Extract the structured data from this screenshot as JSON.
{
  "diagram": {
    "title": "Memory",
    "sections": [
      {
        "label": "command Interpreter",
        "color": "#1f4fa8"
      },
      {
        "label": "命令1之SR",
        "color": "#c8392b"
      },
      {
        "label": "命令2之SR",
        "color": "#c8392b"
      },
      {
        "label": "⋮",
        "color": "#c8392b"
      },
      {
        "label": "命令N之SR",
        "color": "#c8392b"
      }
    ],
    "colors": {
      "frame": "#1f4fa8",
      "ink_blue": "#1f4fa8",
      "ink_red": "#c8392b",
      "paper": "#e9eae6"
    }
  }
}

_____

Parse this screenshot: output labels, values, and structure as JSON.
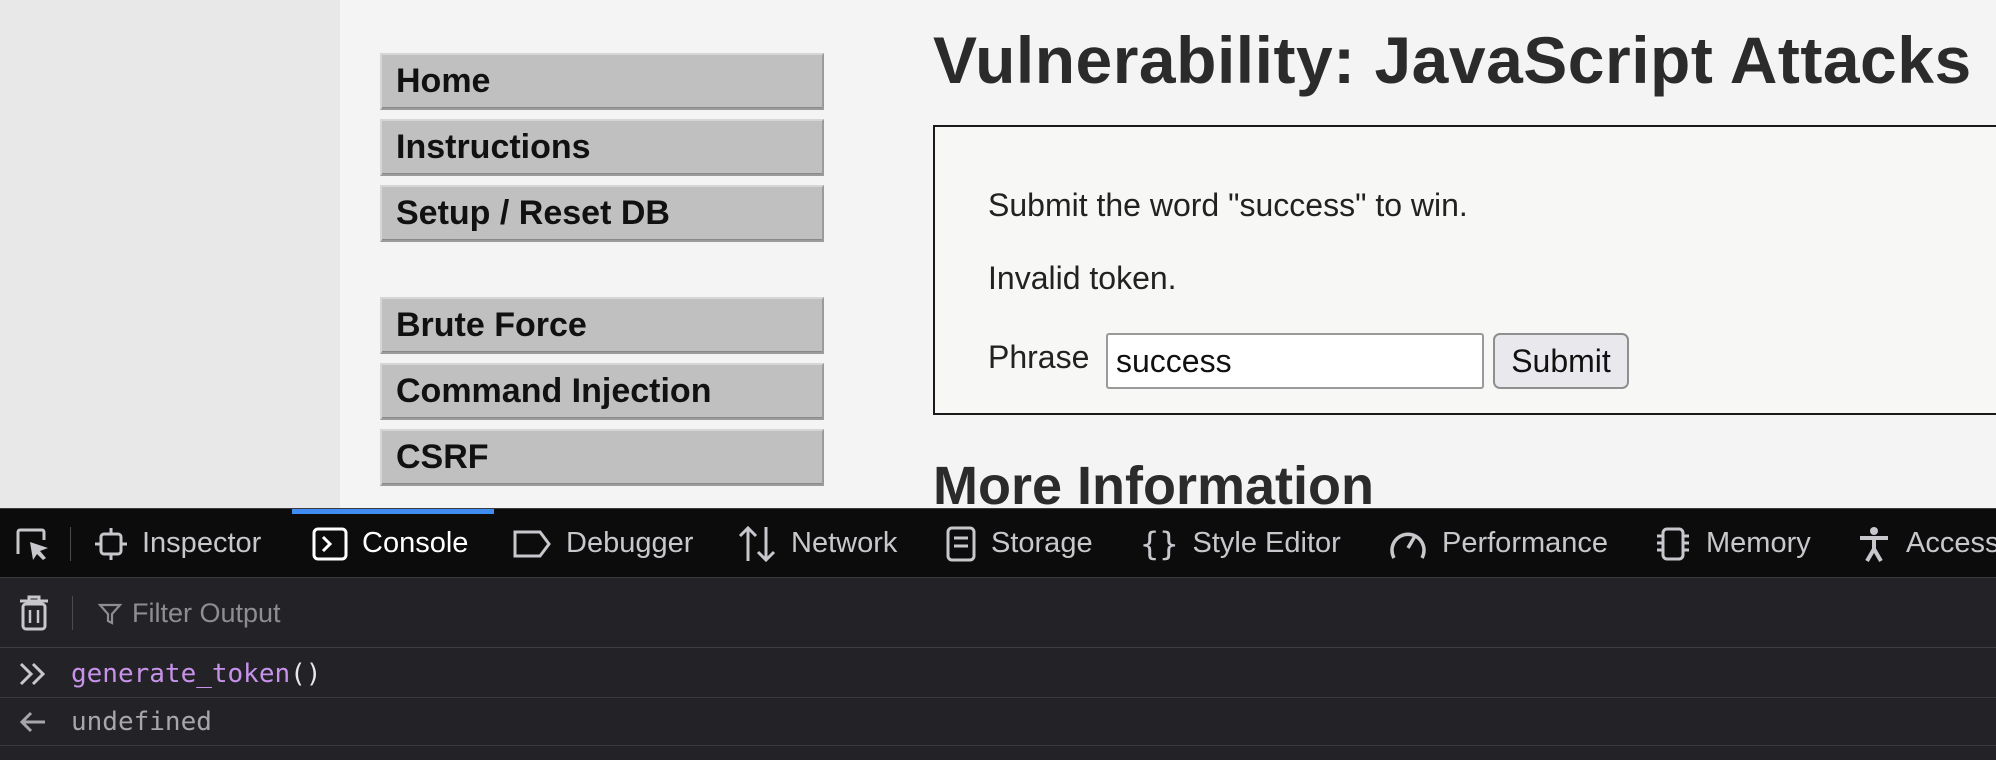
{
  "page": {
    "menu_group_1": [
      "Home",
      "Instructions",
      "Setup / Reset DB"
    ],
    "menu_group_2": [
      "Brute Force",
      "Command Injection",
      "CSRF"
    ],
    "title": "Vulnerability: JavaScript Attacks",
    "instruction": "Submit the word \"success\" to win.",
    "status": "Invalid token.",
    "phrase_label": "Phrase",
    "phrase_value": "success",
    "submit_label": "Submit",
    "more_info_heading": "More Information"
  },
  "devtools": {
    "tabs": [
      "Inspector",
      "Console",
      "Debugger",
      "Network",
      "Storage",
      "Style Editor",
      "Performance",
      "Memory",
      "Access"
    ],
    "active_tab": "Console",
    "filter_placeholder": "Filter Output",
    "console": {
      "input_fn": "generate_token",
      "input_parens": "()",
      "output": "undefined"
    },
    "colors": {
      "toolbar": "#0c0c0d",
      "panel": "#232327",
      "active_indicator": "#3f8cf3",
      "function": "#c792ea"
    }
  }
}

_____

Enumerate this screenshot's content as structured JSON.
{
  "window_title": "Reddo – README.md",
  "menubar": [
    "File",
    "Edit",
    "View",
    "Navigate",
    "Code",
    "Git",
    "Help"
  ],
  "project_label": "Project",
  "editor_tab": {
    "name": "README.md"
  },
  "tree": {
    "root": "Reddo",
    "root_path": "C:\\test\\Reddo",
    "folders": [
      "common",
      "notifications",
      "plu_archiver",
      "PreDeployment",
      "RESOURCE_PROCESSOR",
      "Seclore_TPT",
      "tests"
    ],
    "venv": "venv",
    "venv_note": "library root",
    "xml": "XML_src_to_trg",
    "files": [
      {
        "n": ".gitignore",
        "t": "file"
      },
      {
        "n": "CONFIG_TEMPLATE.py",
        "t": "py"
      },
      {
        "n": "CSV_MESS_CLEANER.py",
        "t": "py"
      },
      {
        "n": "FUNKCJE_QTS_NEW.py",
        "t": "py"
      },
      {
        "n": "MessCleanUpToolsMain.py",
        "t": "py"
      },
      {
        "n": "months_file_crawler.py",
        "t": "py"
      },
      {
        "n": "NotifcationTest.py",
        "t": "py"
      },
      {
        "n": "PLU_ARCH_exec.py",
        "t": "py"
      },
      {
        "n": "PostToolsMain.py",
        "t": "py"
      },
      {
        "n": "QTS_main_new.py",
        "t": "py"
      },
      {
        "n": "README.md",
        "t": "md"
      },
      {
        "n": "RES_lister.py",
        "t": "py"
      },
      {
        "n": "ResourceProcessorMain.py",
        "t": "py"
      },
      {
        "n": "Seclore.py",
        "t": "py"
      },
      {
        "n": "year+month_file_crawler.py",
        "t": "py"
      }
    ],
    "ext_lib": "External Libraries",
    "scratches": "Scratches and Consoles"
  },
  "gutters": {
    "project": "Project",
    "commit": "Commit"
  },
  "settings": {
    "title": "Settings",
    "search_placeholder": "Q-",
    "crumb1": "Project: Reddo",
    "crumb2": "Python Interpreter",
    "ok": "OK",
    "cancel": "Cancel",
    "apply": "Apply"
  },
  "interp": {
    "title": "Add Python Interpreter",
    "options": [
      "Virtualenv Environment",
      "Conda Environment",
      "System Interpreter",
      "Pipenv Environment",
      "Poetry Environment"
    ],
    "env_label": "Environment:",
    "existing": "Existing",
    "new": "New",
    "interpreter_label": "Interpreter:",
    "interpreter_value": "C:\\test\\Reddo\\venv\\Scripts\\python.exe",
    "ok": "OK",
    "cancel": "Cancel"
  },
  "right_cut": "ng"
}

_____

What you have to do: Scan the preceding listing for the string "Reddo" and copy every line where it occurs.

Solution for this exercise:
  "window_title": "Reddo – README.md",
    "root": "Reddo",
    "root_path": "C:\\test\\Reddo",
    "crumb1": "Project: Reddo",
    "interpreter_value": "C:\\test\\Reddo\\venv\\Scripts\\python.exe",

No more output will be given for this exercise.